I just received some terrible news that a friend of mine that I worked with for years passed away suddenly yesterday from a heart attack. She had relocated to Florida a couple years ago and so we kept in touch a lot on Facebook and by email. She had just emailed me this weekend to share a secret that her son was expecting a second child and she would be a grandma again. She was so giddy with joy about it. She and I had just been talking yesterday too sharing thoughts about life and more on the joys of babies. We shared so many views about life and the world.
So when I started seeing pictures from her family surfacing on the news feed with rest in peace messages just a couple hours later I couldn’t believe it. She was only in her early forties. She had been pursuing a college degree for years in the legal field and was almost done. She was determined to succeed and was an avid volunteer in animal rescue charities. She did a ton of work with the Coastal Poodle Rescue and was just an all-around kind, generous and one-of-a-kind person. She didn’t smoke and was even a vegetarian for the most part. I can’t believe so fast she is gone. Not to mention how eery it is to learn the news from posts by her family made right after posts she made herself that same day.
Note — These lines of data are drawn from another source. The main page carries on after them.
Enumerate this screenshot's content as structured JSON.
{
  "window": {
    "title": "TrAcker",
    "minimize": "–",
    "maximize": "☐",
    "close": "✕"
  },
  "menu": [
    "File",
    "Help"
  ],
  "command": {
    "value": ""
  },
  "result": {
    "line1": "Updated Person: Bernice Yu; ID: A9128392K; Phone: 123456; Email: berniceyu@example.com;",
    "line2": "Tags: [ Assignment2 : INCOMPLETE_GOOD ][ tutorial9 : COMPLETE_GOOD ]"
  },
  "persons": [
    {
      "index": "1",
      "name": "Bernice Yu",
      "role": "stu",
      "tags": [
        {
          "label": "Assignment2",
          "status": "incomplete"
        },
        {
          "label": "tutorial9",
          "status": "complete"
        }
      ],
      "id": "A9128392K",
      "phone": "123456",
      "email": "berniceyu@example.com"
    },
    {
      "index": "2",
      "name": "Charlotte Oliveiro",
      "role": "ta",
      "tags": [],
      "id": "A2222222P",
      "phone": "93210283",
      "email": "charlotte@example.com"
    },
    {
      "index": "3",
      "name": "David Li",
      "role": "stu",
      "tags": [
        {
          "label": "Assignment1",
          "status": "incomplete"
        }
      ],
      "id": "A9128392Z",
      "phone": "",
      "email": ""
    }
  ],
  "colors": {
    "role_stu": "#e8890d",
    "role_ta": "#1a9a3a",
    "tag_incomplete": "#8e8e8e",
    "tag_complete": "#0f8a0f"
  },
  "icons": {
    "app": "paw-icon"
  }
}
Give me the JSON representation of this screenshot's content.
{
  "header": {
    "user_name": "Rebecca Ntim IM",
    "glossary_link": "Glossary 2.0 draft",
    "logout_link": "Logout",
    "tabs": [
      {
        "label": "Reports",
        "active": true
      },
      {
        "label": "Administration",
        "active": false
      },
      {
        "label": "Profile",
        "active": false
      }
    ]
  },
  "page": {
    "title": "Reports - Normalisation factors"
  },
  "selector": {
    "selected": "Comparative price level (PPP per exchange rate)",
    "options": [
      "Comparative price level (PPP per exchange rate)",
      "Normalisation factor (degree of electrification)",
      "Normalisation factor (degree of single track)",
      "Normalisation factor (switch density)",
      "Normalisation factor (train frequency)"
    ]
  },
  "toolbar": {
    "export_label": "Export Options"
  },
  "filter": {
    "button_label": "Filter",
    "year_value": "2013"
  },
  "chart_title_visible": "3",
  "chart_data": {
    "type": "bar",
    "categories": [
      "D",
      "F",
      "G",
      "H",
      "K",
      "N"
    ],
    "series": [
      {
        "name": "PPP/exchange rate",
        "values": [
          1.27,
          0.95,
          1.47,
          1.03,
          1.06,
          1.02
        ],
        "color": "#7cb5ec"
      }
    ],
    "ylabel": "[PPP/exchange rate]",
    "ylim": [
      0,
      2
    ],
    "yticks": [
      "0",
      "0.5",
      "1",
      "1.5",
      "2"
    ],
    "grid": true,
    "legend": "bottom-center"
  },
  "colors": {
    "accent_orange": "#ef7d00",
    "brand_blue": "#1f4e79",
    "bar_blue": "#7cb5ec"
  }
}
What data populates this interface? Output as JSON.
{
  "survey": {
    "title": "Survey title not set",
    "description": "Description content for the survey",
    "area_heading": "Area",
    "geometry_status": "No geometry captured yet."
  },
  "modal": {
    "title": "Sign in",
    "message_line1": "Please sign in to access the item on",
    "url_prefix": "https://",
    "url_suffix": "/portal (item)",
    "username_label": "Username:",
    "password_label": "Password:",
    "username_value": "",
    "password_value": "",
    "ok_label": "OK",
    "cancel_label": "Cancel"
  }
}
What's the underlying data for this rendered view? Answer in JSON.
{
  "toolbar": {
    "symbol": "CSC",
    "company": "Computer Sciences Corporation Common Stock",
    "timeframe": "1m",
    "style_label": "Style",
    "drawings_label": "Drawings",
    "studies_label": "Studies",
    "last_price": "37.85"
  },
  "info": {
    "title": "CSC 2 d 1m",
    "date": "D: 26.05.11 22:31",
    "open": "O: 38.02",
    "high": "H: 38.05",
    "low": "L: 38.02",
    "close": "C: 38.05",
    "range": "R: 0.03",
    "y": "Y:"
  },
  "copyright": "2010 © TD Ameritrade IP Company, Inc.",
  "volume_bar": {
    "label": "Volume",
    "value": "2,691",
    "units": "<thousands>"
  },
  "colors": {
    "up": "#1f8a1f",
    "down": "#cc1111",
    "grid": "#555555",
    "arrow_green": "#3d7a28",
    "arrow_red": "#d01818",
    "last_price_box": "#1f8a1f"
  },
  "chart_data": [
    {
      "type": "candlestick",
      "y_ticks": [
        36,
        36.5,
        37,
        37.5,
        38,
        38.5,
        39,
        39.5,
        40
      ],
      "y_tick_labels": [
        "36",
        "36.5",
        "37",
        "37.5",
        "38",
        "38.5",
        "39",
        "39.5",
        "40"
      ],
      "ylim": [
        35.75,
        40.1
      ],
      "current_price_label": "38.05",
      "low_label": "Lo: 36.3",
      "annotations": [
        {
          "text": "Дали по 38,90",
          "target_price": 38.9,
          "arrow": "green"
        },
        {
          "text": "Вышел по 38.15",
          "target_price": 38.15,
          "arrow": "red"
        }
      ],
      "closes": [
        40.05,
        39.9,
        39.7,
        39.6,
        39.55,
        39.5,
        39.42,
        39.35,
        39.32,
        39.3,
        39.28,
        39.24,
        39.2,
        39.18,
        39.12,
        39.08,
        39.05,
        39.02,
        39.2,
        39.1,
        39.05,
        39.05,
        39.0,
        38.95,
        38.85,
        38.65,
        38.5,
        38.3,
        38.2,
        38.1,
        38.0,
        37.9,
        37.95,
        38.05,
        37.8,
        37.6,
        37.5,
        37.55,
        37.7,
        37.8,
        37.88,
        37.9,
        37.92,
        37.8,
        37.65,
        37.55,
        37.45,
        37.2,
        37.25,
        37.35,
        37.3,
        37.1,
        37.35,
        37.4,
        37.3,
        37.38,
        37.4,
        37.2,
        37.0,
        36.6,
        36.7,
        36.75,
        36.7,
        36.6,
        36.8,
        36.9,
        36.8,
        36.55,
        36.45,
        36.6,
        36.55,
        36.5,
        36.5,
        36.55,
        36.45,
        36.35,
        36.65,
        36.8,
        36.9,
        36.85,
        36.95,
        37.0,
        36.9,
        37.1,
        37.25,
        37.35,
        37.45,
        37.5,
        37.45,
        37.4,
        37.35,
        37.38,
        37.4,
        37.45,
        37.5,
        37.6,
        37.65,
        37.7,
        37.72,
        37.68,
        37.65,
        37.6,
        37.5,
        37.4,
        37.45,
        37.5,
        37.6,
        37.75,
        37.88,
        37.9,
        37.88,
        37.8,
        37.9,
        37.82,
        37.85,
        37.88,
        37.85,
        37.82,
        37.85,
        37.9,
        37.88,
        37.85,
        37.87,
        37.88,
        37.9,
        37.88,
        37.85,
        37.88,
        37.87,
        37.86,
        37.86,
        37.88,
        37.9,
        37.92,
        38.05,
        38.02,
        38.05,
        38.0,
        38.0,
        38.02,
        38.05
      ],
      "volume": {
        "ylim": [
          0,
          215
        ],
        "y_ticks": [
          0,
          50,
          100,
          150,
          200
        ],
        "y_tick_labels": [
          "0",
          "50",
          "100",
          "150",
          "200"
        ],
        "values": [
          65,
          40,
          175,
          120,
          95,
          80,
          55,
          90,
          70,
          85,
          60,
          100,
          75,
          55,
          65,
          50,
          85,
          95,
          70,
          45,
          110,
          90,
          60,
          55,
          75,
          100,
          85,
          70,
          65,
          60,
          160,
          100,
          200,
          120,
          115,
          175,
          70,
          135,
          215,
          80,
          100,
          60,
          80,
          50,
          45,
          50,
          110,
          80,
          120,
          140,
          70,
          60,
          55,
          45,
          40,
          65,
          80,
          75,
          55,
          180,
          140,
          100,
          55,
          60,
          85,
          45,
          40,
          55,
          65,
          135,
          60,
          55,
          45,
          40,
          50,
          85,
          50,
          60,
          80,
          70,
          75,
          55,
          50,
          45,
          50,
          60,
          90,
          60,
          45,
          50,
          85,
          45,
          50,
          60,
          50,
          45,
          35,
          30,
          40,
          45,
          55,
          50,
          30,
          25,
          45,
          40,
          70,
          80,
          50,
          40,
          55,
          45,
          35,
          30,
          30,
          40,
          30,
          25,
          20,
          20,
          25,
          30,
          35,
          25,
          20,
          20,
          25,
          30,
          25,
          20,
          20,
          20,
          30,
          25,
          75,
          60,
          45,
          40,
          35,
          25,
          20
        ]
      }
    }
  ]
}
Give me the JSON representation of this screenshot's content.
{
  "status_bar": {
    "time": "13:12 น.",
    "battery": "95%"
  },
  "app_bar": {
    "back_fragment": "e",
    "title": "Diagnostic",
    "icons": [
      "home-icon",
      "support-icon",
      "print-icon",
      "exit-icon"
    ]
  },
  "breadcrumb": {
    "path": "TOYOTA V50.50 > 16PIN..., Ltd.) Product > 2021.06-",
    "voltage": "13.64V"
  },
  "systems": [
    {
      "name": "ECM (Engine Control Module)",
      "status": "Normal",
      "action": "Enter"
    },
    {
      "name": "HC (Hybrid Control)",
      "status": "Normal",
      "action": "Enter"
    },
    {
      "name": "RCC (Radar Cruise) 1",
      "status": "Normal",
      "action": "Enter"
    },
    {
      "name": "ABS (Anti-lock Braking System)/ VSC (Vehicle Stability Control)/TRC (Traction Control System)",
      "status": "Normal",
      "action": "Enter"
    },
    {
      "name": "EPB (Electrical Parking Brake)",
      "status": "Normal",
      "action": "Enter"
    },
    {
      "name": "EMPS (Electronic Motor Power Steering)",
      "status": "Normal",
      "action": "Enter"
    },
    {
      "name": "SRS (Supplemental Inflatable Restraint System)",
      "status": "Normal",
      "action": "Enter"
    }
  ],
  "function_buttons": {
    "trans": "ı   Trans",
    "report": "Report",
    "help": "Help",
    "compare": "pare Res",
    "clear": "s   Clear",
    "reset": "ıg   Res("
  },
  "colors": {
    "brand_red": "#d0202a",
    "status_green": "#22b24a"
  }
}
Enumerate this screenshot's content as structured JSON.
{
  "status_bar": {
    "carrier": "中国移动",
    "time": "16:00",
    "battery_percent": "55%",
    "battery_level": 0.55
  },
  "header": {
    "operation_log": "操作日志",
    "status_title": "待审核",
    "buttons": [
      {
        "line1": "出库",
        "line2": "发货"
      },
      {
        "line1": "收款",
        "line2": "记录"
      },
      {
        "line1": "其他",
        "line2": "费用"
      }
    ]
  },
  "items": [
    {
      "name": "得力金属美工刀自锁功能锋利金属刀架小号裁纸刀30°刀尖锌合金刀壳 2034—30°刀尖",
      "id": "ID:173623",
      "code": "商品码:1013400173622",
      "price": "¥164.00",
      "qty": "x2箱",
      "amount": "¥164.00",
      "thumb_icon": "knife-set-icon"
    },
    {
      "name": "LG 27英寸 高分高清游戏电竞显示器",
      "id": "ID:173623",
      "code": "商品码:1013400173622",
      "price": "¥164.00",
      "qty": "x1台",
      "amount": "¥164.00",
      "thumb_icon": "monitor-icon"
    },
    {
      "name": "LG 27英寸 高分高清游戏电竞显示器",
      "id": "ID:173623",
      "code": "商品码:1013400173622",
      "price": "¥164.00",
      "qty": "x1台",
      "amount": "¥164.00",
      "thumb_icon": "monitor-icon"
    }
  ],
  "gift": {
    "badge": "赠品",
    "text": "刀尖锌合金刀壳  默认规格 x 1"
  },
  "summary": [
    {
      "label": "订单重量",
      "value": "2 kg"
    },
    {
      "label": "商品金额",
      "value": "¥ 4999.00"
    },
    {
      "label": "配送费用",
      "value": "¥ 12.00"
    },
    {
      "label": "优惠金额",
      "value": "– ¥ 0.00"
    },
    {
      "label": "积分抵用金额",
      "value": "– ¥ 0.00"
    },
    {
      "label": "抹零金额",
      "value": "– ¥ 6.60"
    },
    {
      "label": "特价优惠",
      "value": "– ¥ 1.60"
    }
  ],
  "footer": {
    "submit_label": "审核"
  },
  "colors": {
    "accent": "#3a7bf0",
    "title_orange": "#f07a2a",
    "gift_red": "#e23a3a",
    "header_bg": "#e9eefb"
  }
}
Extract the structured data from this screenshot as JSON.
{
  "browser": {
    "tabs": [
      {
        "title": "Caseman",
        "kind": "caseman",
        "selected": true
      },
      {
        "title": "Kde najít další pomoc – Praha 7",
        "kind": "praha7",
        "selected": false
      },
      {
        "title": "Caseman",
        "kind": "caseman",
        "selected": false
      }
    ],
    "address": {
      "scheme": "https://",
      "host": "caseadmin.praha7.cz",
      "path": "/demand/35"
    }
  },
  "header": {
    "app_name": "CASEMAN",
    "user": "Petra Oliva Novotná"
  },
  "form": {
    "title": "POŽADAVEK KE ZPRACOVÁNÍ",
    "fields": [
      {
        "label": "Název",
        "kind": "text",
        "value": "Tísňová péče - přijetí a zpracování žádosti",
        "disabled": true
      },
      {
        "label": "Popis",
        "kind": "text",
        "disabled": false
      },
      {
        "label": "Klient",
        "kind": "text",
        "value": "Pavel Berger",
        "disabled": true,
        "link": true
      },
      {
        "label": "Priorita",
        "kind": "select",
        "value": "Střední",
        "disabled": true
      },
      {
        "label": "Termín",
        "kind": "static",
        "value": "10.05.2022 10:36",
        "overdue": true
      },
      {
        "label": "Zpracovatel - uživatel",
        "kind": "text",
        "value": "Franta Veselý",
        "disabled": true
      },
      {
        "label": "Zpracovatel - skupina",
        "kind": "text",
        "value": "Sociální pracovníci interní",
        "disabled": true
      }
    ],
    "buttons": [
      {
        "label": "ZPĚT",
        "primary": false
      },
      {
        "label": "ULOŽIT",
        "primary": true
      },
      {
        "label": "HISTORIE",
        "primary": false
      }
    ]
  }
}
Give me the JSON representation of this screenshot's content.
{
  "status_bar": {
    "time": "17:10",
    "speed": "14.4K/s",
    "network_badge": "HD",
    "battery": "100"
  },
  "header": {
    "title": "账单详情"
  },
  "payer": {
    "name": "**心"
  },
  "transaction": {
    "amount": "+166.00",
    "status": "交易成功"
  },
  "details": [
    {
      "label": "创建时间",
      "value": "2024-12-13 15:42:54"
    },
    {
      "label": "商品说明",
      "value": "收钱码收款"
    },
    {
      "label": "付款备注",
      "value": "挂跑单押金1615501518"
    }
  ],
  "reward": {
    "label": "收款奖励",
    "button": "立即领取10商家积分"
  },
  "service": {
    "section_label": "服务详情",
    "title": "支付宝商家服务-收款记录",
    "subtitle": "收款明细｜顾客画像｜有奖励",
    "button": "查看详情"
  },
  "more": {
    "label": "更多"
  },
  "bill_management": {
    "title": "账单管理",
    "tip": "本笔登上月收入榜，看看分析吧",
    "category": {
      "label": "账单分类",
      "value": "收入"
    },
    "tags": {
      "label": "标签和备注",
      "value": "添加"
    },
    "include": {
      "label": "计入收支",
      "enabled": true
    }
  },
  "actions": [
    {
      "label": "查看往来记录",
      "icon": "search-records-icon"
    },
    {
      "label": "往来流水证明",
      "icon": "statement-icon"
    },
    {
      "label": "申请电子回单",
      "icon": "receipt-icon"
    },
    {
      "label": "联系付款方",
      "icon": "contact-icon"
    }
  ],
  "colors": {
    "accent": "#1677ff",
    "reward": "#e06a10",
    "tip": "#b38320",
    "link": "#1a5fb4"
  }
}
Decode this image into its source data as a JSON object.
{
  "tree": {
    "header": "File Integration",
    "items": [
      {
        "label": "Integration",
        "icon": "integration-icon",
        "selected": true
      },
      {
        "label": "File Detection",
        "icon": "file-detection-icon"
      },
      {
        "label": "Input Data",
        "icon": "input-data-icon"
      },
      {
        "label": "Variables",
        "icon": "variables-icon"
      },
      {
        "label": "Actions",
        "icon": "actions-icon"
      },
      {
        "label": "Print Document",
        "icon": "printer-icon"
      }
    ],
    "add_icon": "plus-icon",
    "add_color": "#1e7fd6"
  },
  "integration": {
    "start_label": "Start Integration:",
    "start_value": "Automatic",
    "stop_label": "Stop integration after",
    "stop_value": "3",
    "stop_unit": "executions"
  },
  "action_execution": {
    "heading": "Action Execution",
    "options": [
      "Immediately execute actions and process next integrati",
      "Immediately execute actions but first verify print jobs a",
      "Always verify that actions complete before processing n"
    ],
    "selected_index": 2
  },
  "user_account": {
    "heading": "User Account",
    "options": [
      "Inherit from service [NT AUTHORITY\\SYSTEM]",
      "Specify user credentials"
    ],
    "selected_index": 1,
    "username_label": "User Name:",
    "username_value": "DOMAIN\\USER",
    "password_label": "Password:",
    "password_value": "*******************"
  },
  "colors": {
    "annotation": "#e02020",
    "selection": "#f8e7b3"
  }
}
As is evident from the outpour of sympathy and sentiment on her wall, she will be missed deeply.
Even more crazy is that this is the second person that I worked with at the same job who has died of a massive heart attack in their forties in the past couple years. The first was also a close friend and “soul sister” and when it happened it was equally as devastating. She too was rather healthy and was a runner to boot. And, again with the eeriness, she still has a Facebook page and many of us still post things to her page periodically. Our farewells and fond memories are forever preserved on two dimensional “walls”.
It’s weird to think that, thanks to Facebook, we’ll still have our pages long after we die. It’s also weirdly comforting to be able to go to their page whenever they’re thought of and kinda makes it feel like they are still here with us. Granted they’re not posting things (but I guess if you have any apps enabled that can make posts for you this could make things pretty creepy), it’s refreshing sometimes just visiting their page and seeing happy pictures and posts and comments from before they were gone – especially when they were the type that worked hard to make a difference in the world and have left behind so many messages of hope and hard work for a better world.
I can’t help but think we are creating our own cyber-cemetery plots with Facebook. Shrines to our lives that we leave behind and as we all pass one by one we leave it behind for the rest to visit from time to time and maybe say a word or two. Maybe now’s the time to institute an Oprah-esque “no garbage” pledge to make sure that what we leave behind can resonate in the minds of our friends is a positive message. Either way I hope that when I die my page is filled with comments about how deeply I touched people’s lives and what a good person I was. I guess it’s reassuring to know that no matter when we die, we’ll live forever on Facebook…Or at least until it’s replaced by the next big social media staple. Maybe decades from now cyber-paleantologists will uncover our pages and study what made us tick and what made us laugh and what our life was all about.
I hate the saying that the good die young. It freaks me out. But, when the world loses someone like these two people it’s all that comes to mind. Maybe God does call his hardest workers home early. Whatever the truth may be, I just know that the world is missing two great people who fought for great causes and were great friends with great senses of humor and hearts of gold. You will live on, not only on Facebook, but in my heart as well. RIP.